:: Task goal ::
Once the data has been read, restate all of it exactly.

───── Material supplied ─────

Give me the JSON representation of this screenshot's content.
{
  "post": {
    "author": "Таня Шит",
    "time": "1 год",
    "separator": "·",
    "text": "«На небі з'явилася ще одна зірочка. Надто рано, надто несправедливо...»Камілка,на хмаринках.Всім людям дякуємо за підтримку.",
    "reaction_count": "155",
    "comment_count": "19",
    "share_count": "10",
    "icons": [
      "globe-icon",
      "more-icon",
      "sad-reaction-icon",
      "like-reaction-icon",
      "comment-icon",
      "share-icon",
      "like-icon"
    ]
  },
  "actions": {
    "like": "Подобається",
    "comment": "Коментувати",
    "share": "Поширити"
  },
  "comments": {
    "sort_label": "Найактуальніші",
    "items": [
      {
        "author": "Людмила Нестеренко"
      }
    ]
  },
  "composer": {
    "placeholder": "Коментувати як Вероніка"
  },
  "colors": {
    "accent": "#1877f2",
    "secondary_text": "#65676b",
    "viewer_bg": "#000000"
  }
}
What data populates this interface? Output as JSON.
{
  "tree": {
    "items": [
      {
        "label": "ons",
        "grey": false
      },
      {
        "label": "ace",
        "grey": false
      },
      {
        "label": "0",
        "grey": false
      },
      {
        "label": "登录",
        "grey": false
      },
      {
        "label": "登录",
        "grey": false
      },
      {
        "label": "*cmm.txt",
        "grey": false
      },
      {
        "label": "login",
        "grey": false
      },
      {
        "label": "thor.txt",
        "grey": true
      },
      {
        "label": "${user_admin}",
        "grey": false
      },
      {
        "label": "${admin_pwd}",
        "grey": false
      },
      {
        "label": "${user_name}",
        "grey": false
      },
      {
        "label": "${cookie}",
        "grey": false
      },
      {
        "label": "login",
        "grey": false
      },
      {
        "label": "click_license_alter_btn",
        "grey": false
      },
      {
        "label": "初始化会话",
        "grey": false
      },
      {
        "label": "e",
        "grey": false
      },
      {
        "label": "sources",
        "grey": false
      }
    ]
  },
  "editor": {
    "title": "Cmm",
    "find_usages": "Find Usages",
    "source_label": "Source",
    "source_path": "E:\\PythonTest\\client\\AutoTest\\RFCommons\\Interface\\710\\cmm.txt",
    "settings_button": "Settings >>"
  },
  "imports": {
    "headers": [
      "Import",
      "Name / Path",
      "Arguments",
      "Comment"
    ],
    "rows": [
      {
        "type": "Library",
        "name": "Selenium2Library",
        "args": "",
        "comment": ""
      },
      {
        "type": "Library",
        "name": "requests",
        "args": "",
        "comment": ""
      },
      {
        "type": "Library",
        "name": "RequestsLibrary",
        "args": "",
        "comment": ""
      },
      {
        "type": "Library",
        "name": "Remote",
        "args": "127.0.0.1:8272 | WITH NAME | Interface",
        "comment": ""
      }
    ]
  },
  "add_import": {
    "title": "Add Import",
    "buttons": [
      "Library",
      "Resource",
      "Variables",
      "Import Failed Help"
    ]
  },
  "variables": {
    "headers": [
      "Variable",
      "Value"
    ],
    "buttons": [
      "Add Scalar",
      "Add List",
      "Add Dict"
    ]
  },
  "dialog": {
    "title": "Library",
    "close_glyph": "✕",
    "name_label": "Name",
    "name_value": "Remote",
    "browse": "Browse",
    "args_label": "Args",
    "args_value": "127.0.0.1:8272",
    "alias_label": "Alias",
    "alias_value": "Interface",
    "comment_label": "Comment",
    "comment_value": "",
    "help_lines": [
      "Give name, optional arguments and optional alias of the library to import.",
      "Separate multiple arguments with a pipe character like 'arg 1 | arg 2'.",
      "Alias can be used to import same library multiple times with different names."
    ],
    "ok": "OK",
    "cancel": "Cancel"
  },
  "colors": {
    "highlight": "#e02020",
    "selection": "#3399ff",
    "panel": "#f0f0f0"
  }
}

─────

:: Solution to this task ::
Give me the JSON representation of this screenshot's content.
{
  "post": {
    "author": "Таня Шит",
    "time": "1 год",
    "separator": "·",
    "text": "«На небі з'явилася ще одна зірочка. Надто рано, надто несправедливо...»Камілка,на хмаринках.Всім людям дякуємо за підтримку.",
    "reaction_count": "155",
    "comment_count": "19",
    "share_count": "10",
    "icons": [
      "globe-icon",
      "more-icon",
      "sad-reaction-icon",
      "like-reaction-icon",
      "comment-icon",
      "share-icon",
      "like-icon"
    ]
  },
  "actions": {
    "like": "Подобається",
    "comment": "Коментувати",
    "share": "Поширити"
  },
  "comments": {
    "sort_label": "Найактуальніші",
    "items": [
      {
        "author": "Людмила Нестеренко"
      }
    ]
  },
  "composer": {
    "placeholder": "Коментувати як Вероніка"
  },
  "colors": {
    "accent": "#1877f2",
    "secondary_text": "#65676b",
    "viewer_bg": "#000000"
  }
}
What data populates this interface? Output as JSON.
{
  "tree": {
    "items": [
      {
        "label": "ons",
        "grey": false
      },
      {
        "label": "ace",
        "grey": false
      },
      {
        "label": "0",
        "grey": false
      },
      {
        "label": "登录",
        "grey": false
      },
      {
        "label": "登录",
        "grey": false
      },
      {
        "label": "*cmm.txt",
        "grey": false
      },
      {
        "label": "login",
        "grey": false
      },
      {
        "label": "thor.txt",
        "grey": true
      },
      {
        "label": "${user_admin}",
        "grey": false
      },
      {
        "label": "${admin_pwd}",
        "grey": false
      },
      {
        "label": "${user_name}",
        "grey": false
      },
      {
        "label": "${cookie}",
        "grey": false
      },
      {
        "label": "login",
        "grey": false
      },
      {
        "label": "click_license_alter_btn",
        "grey": false
      },
      {
        "label": "初始化会话",
        "grey": false
      },
      {
        "label": "e",
        "grey": false
      },
      {
        "label": "sources",
        "grey": false
      }
    ]
  },
  "editor": {
    "title": "Cmm",
    "find_usages": "Find Usages",
    "source_label": "Source",
    "source_path": "E:\\PythonTest\\client\\AutoTest\\RFCommons\\Interface\\710\\cmm.txt",
    "settings_button": "Settings >>"
  },
  "imports": {
    "headers": [
      "Import",
      "Name / Path",
      "Arguments",
      "Comment"
    ],
    "rows": [
      {
        "type": "Library",
        "name": "Selenium2Library",
        "args": "",
        "comment": ""
      },
      {
        "type": "Library",
        "name": "requests",
        "args": "",
        "comment": ""
      },
      {
        "type": "Library",
        "name": "RequestsLibrary",
        "args": "",
        "comment": ""
      },
      {
        "type": "Library",
        "name": "Remote",
        "args": "127.0.0.1:8272 | WITH NAME | Interface",
        "comment": ""
      }
    ]
  },
  "add_import": {
    "title": "Add Import",
    "buttons": [
      "Library",
      "Resource",
      "Variables",
      "Import Failed Help"
    ]
  },
  "variables": {
    "headers": [
      "Variable",
      "Value"
    ],
    "buttons": [
      "Add Scalar",
      "Add List",
      "Add Dict"
    ]
  },
  "dialog": {
    "title": "Library",
    "close_glyph": "✕",
    "name_label": "Name",
    "name_value": "Remote",
    "browse": "Browse",
    "args_label": "Args",
    "args_value": "127.0.0.1:8272",
    "alias_label": "Alias",
    "alias_value": "Interface",
    "comment_label": "Comment",
    "comment_value": "",
    "help_lines": [
      "Give name, optional arguments and optional alias of the library to import.",
      "Separate multiple arguments with a pipe character like 'arg 1 | arg 2'.",
      "Alias can be used to import same library multiple times with different names."
    ],
    "ok": "OK",
    "cancel": "Cancel"
  },
  "colors": {
    "highlight": "#e02020",
    "selection": "#3399ff",
    "panel": "#f0f0f0"
  }
}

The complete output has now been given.